Data supplied
····················
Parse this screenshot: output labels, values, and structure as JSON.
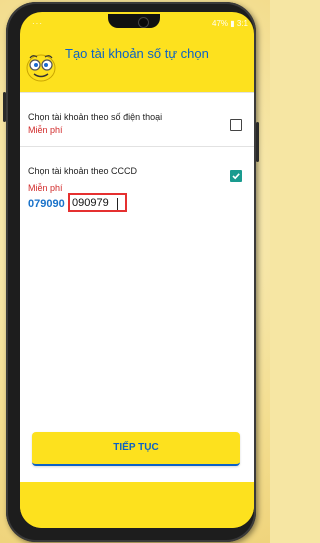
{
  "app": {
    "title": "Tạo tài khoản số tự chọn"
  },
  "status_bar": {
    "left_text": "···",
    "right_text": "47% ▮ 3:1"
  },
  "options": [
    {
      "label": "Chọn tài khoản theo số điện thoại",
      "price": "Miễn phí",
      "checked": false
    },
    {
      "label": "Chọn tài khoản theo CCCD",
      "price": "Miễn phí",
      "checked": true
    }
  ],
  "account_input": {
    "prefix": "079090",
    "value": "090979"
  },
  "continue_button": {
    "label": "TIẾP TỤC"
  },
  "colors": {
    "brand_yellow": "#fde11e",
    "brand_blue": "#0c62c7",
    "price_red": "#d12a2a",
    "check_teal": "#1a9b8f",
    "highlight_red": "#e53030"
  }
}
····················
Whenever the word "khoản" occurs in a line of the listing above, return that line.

    "title": "Tạo tài khoản số tự chọn"
      "label": "Chọn tài khoản theo số điện thoại",
      "label": "Chọn tài khoản theo CCCD",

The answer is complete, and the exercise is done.